"Web-scale" is fast becoming the optical transport sector's rallying cry and Ciena today bundled a bevy of announcements aimed at addressing the needs of cloud-oriented web-scale companies and applications, including new chipsets for its optical platforms, a new metro-focused software architecture and new solutions for high-bandwidth applications such as mobile backhaul.
While the web-scale influence quickly has become associated with the metro transport market, Ciena's expanded portfolio highlights the impact that web applications such as cloud and streaming services, in addition to web IT-inspired networking infrastructures, are having on all kinds of networks -- core, metro and access environments in national, international and submarine networks operated by everyone from 100-year-old-plus telcos, web giants founded in the past ten years and cloud data center operators that sprang up yesterday. (See New Ciena Products Target Web-Scale Evolution.)

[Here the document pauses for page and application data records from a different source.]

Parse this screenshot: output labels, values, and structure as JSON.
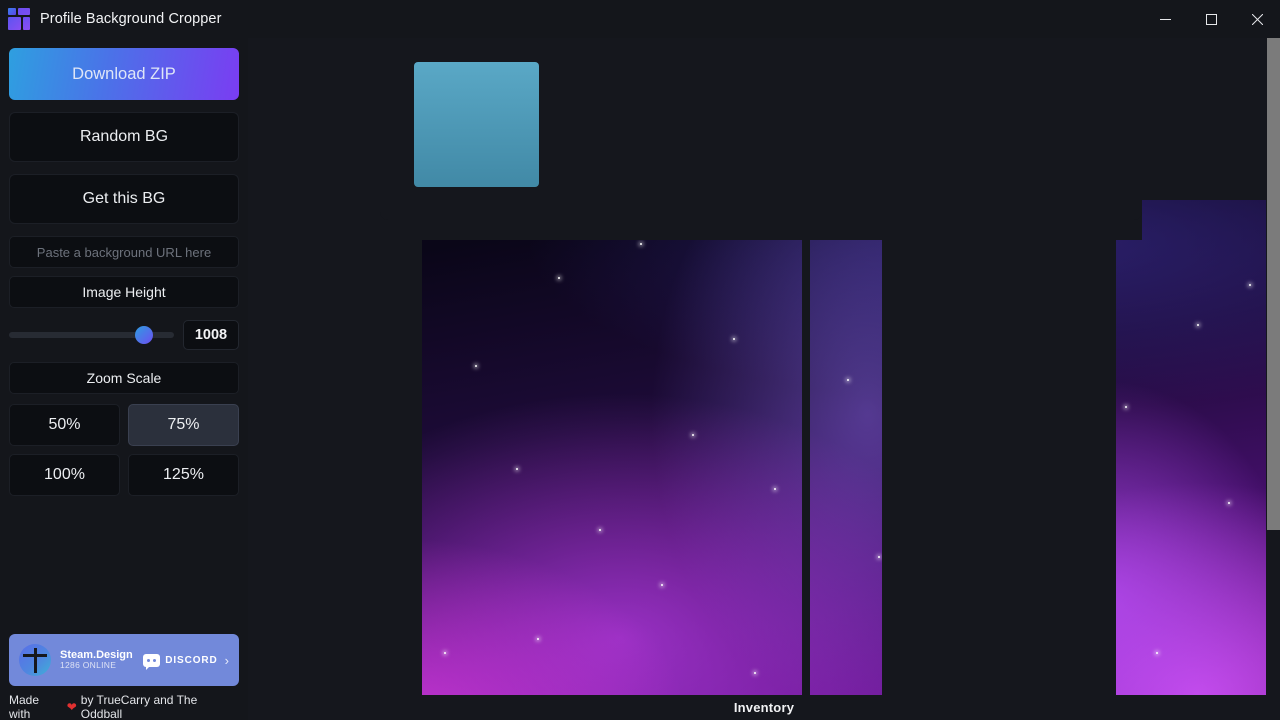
{
  "window": {
    "title": "Profile Background Cropper",
    "icon": "layout-grid-icon",
    "controls": {
      "minimize": "minimize-icon",
      "maximize": "maximize-icon",
      "close": "close-icon"
    }
  },
  "sidebar": {
    "download_zip": "Download ZIP",
    "random_bg": "Random BG",
    "get_this_bg": "Get this BG",
    "url_input_placeholder": "Paste a background URL here",
    "url_input_value": "",
    "image_height_label": "Image Height",
    "image_height_value": "1008",
    "slider_percent": 82,
    "zoom_scale_label": "Zoom Scale",
    "zoom_options": [
      {
        "label": "50%",
        "selected": false
      },
      {
        "label": "75%",
        "selected": true
      },
      {
        "label": "100%",
        "selected": false
      },
      {
        "label": "125%",
        "selected": false
      }
    ],
    "discord": {
      "server_name": "Steam.Design",
      "online_text": "1286 ONLINE",
      "cta_label": "DISCORD",
      "chevron": "›",
      "brand_color": "#7289da"
    },
    "credit": {
      "prefix": "Made with",
      "heart": "❤",
      "suffix": "by TrueCarry and The Oddball"
    }
  },
  "main": {
    "footer_label": "Inventory",
    "avatar_placeholder": "avatar-preview"
  },
  "colors": {
    "accent_start": "#2e9fe0",
    "accent_end": "#7a3df2",
    "panel": "#15171d",
    "surface": "#14161b",
    "button": "#0c0e12",
    "active": "#2b303c",
    "heart": "#e03030",
    "avatar_top": "#5aa8c6",
    "avatar_bottom": "#4189a6",
    "scrollbar": "#7b7b7b"
  }
}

"Whatever type of operator you are, you're now building in capabilities in your network to react to what the web-scale providers are doing and how it's affecting the network,” says Mike Adams, vice president of product and technical marketing at Ciena.
The new products include new chipsets in the Wavelogic family, namely the WaveLogic Extreme and WaveLgic Nano. The former is a capacity booster for Ciena's 6500 and 5430 packet optical platforms, while the latter, as the name implies, is streamlined for more economical, smaller-footprint, lower-power deployments in metro environments via Ciena's 8700 or 6500 platforms. The Nano looks like the next step in Ciena's metro storyline, which it advanced last year with the unveiling of the 8700 platform. (See Ciena Stirs Up the Metro Market.)
The vendor's new Coherent Select software architecture, meanwhile, leverages the flexible tuning capabilities of the WaveLogic chipsets to lend network operators more flexibility in addressing fast-changing bandwidth demands of web services. "It's a broadcast-and-select architecture, so you can select wavelengths and add and drop them as needed," Adams says. "As you transition the metro from 10G to 100G, you're going to need that flexibility."
While the new offerings have broad applicability to different network types and tiers, the timing of the announcement make them particularly relevant for the many metro 100G upgrades likely to occur during the next few years. (See Poll: Metro Apps Top of Mind for Optical and Metro 100G: Get Excited, but Not Too Excited.)
— Dan O'Shea, Managing Editor, Light Reading